A view of the Southern Serengeti, during wildebeest migration.

Experiencing the Migration in Tanzania’s Southern Serengeti

When most wildlife enthusiasts think of safari, the Great Migration comes to mind. This year-round phenomenon takes place across the vast plains of the Serengeti in Tanzania and also crosses over into the Masai Mara in Kenya during part of the year. Millions of wildebeest make the clockwise journey from the Southern Serengeti via the Western corridor, then to the Masai Mara and back into Tanzania through the Eastern Serengeti. The reason for this continuous movement is to follow the food source which, in East Africa, is all dependent on the rain. The huge herds follow the rain because they know it will lead them to new grass and plentiful amounts of food to graze on.

The “Best” Time to see the Great Migration

This is a subjective question because it really depends on the experience you are looking for, but the short answer is – any time of year! While you have a chance to see the wildebeest herds year-round, it is all about being in the right place at the right time. At the end of the day, mother nature can be unpredictable, but by following the general rain cycles, we can best estimate where the herds will at a given time of year.

For those seeking to experience the Great Migration in a more exclusive setting, January – February is the ideal time, specifically in Tanzania’s Southern Serengeti. This is known as the “calving season” and the herds generally tend to be in the Southern Serengeti at this time giving birth. It’s a time of rebirth and new life where the wildebeest are full and happy after making the long journey from the tall grasses of the Masai Mara. The Southern Serengeti is lush and green because of the rains that moved through in November and December, which makes for excellent photography. Not only will you have high chances of seeing the wildebeest herds, but the resident wildlife is incredible at this time of year, especially big cats and predators.

Tree climbing lions in Serengeti National Park, Tanzania


Mobile Safari Camps

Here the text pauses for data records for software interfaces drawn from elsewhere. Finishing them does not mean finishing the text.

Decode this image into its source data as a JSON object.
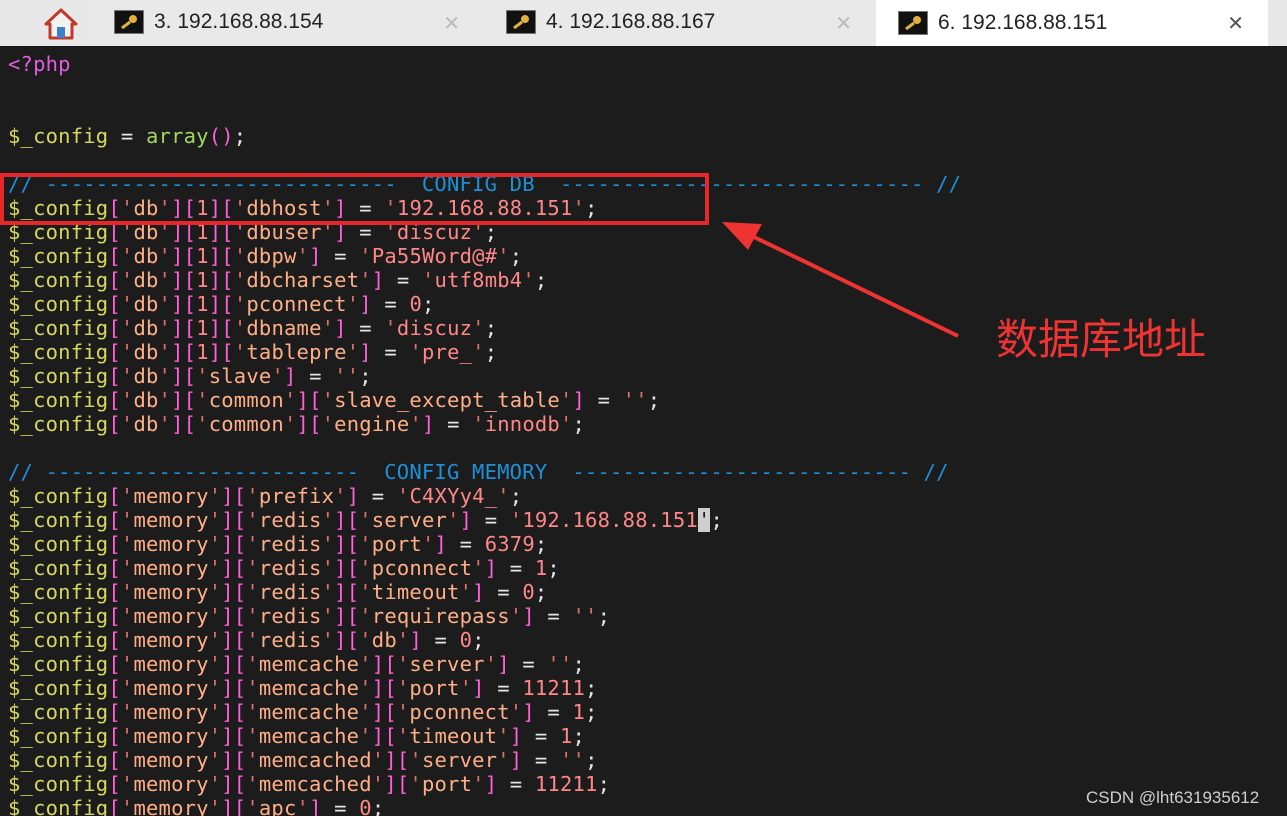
{
  "tabs": [
    {
      "label": "3. 192.168.88.154",
      "active": false
    },
    {
      "label": "4. 192.168.88.167",
      "active": false
    },
    {
      "label": "6. 192.168.88.151",
      "active": true
    }
  ],
  "icons": {
    "home": "home-icon",
    "key": "key-icon",
    "close": "close-icon"
  },
  "code": {
    "php_open": "<?php",
    "config_array": "$_config = array();",
    "db_header": "// ----------------------------  CONFIG DB  ----------------------------- //",
    "mem_header": "// -------------------------  CONFIG MEMORY  --------------------------- //",
    "db_lines": [
      {
        "keys": [
          "'db'",
          "[1]",
          "'dbhost'"
        ],
        "value": "'192.168.88.151'"
      },
      {
        "keys": [
          "'db'",
          "[1]",
          "'dbuser'"
        ],
        "value": "'discuz'"
      },
      {
        "keys": [
          "'db'",
          "[1]",
          "'dbpw'"
        ],
        "value": "'Pa55Word@#'"
      },
      {
        "keys": [
          "'db'",
          "[1]",
          "'dbcharset'"
        ],
        "value": "'utf8mb4'"
      },
      {
        "keys": [
          "'db'",
          "[1]",
          "'pconnect'"
        ],
        "value": "0"
      },
      {
        "keys": [
          "'db'",
          "[1]",
          "'dbname'"
        ],
        "value": "'discuz'"
      },
      {
        "keys": [
          "'db'",
          "[1]",
          "'tablepre'"
        ],
        "value": "'pre_'"
      },
      {
        "keys": [
          "'db'",
          "'slave'"
        ],
        "value": "''"
      },
      {
        "keys": [
          "'db'",
          "'common'",
          "'slave_except_table'"
        ],
        "value": "''"
      },
      {
        "keys": [
          "'db'",
          "'common'",
          "'engine'"
        ],
        "value": "'innodb'"
      }
    ],
    "mem_lines": [
      {
        "keys": [
          "'memory'",
          "'prefix'"
        ],
        "value": "'C4XYy4_'"
      },
      {
        "keys": [
          "'memory'",
          "'redis'",
          "'server'"
        ],
        "value": "'192.168.88.151'"
      },
      {
        "keys": [
          "'memory'",
          "'redis'",
          "'port'"
        ],
        "value": "6379"
      },
      {
        "keys": [
          "'memory'",
          "'redis'",
          "'pconnect'"
        ],
        "value": "1"
      },
      {
        "keys": [
          "'memory'",
          "'redis'",
          "'timeout'"
        ],
        "value": "0"
      },
      {
        "keys": [
          "'memory'",
          "'redis'",
          "'requirepass'"
        ],
        "value": "''"
      },
      {
        "keys": [
          "'memory'",
          "'redis'",
          "'db'"
        ],
        "value": "0"
      },
      {
        "keys": [
          "'memory'",
          "'memcache'",
          "'server'"
        ],
        "value": "''"
      },
      {
        "keys": [
          "'memory'",
          "'memcache'",
          "'port'"
        ],
        "value": "11211"
      },
      {
        "keys": [
          "'memory'",
          "'memcache'",
          "'pconnect'"
        ],
        "value": "1"
      },
      {
        "keys": [
          "'memory'",
          "'memcache'",
          "'timeout'"
        ],
        "value": "1"
      },
      {
        "keys": [
          "'memory'",
          "'memcached'",
          "'server'"
        ],
        "value": "''"
      },
      {
        "keys": [
          "'memory'",
          "'memcached'",
          "'port'"
        ],
        "value": "11211"
      },
      {
        "keys": [
          "'memory'",
          "'apc'"
        ],
        "value": "0"
      }
    ]
  },
  "annotation": {
    "label": "数据库地址",
    "color": "#ee3333"
  },
  "watermark": "CSDN @lht631935612"
}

Four people enjoy an outdoor lunch in Tanzania's Serengeti National Park.

If you are keen to see the wildebeest herds of the Great Migration, your best bet is to incorporate a stay at a mobile safari camp. The soul purpose of these properties is to follow the movement of the migration, so guests will always have the best chance of seeing the natural phenomenon. In fact, it’s not uncommon to see the massive herds moving right through the camp! While the word ‘mobile’ may make a camp sound rather simple, travelers may be surprised to learn these facilities can be quite luxurious, even more than some permanent camps/lodges. They can range from ultra-luxurious, 5-star setups with all the creature comforts of home, to more basic options, where the focus is on a full immersion in your surroundings – there is truly something to suit every traveler’s preference.

The main area of Wilderness Usawa Camp in the Serengeti National Park, Tanzania
Wilderness Usawa Camp

This past January-February, four of us from Travel Beyond spent time at a few different mobile camps, each equipped with their own unique offerings. One such camp, Wilderness Usawa, is brand new to Tanzania, and promises to follow the migration through seven different sites across the Serengeti.

Visiting in mid-January, we were able to experience the Kusini campsite, set on a beautiful stretch of land surrounded by Acacia trees. Although the migration was about a two hour’s drive away at the time of our visit, Wilderness plans to offer a private vehicle to all of its guests, to ensure that no matter what your time and interest level in the migration, everyone can choose to spend their time on safari exactly how they wish.

Whether it’s babies you want to see (check out our colleague Joleen’s photo album from her visit to the Serengeti), or simply the beauty of Tanzania at the peak of its beautiful green season, a visit to the Southern Serengeti in January-February is likely to be a special experience for even the most seasoned safari goer. Being surrounded by thousands of wildebeest and zebra was truly a sight to behold and makes us excited to witness it at a different point in the year.